• _What is being asked_
Check every line of the records below for the string "active" and copy the ones that have it.

Supplied data Start Marker

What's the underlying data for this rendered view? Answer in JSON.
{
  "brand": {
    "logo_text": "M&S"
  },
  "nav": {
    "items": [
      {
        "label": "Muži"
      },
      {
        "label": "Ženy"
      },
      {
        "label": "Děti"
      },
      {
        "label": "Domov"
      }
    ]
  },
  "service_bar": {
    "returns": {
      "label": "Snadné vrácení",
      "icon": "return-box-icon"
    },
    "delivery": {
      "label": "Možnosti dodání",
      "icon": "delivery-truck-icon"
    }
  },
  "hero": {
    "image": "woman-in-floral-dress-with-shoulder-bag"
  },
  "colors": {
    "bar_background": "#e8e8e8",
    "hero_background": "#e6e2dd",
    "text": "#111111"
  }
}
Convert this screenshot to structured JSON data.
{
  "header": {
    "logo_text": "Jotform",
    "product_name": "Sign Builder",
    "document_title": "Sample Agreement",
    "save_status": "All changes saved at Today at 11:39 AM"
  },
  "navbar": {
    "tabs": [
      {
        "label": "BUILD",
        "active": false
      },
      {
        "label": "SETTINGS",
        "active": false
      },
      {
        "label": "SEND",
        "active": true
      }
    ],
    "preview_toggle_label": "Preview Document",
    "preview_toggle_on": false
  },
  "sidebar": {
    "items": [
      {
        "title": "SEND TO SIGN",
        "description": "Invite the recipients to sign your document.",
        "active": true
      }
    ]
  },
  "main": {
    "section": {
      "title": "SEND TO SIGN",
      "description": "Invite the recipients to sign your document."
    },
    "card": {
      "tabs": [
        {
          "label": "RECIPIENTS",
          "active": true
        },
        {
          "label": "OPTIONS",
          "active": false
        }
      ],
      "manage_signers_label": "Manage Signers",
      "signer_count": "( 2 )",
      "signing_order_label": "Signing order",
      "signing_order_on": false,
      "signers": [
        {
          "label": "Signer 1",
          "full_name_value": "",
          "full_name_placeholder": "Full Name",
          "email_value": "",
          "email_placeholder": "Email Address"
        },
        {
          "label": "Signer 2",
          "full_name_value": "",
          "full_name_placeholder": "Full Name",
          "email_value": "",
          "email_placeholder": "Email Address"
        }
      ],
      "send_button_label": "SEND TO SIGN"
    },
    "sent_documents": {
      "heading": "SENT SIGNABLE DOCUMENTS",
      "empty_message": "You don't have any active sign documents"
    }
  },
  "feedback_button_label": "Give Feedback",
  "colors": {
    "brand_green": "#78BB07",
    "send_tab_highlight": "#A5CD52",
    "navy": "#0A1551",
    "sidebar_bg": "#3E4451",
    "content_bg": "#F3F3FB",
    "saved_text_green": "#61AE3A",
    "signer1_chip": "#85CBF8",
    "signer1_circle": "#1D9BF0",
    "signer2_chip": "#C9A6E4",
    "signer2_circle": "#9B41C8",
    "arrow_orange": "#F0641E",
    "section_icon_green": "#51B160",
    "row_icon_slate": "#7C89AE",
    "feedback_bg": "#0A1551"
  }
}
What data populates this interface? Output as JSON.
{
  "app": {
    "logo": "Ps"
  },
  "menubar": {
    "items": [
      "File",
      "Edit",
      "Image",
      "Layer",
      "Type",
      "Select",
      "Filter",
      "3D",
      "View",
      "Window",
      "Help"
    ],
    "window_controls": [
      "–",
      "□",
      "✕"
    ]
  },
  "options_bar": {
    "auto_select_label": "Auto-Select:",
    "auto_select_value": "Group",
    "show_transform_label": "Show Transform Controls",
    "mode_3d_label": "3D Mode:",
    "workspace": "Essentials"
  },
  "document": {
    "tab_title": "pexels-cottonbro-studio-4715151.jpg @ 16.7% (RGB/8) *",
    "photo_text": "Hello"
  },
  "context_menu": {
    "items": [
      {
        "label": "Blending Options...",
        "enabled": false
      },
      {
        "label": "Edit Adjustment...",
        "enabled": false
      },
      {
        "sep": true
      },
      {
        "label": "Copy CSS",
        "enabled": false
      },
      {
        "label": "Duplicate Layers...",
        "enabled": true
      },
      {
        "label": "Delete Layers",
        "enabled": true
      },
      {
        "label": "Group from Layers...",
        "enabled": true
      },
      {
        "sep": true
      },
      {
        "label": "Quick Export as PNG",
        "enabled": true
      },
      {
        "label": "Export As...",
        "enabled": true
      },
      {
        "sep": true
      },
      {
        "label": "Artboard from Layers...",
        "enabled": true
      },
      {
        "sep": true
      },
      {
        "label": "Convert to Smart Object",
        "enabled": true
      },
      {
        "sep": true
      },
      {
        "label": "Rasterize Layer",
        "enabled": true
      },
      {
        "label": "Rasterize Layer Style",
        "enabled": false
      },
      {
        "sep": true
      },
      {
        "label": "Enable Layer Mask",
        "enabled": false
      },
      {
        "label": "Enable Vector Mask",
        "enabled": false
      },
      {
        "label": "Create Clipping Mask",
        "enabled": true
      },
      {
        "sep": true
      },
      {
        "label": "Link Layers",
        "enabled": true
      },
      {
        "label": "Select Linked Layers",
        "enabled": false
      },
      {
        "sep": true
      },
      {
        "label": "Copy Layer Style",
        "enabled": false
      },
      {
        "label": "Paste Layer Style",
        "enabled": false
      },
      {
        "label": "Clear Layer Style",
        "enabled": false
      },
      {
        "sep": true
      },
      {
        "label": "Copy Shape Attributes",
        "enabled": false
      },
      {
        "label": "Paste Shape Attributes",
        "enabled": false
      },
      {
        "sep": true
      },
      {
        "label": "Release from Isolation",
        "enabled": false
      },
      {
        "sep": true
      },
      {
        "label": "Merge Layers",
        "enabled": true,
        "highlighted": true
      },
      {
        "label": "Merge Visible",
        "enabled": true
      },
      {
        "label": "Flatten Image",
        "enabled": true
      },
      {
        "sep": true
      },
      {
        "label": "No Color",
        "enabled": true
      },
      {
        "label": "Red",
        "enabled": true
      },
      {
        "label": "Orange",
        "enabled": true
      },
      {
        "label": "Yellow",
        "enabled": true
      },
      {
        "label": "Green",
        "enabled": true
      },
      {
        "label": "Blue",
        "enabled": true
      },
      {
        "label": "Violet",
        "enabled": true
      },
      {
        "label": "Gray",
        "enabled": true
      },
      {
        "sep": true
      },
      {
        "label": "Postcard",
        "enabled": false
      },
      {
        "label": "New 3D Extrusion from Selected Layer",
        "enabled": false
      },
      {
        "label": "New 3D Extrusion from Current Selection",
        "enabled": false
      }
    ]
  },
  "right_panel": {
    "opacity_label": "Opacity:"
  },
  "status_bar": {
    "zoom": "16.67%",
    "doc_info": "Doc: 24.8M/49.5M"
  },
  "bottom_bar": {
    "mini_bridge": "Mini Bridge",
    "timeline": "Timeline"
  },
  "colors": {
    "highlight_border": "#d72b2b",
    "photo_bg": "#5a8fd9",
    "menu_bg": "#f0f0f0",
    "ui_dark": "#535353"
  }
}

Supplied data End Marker

• _Exercise result_
        "active": false
        "active": false
        "active": true
        "active": true
          "active": true
          "active": false
      "empty_message": "You don't have any active sign documents"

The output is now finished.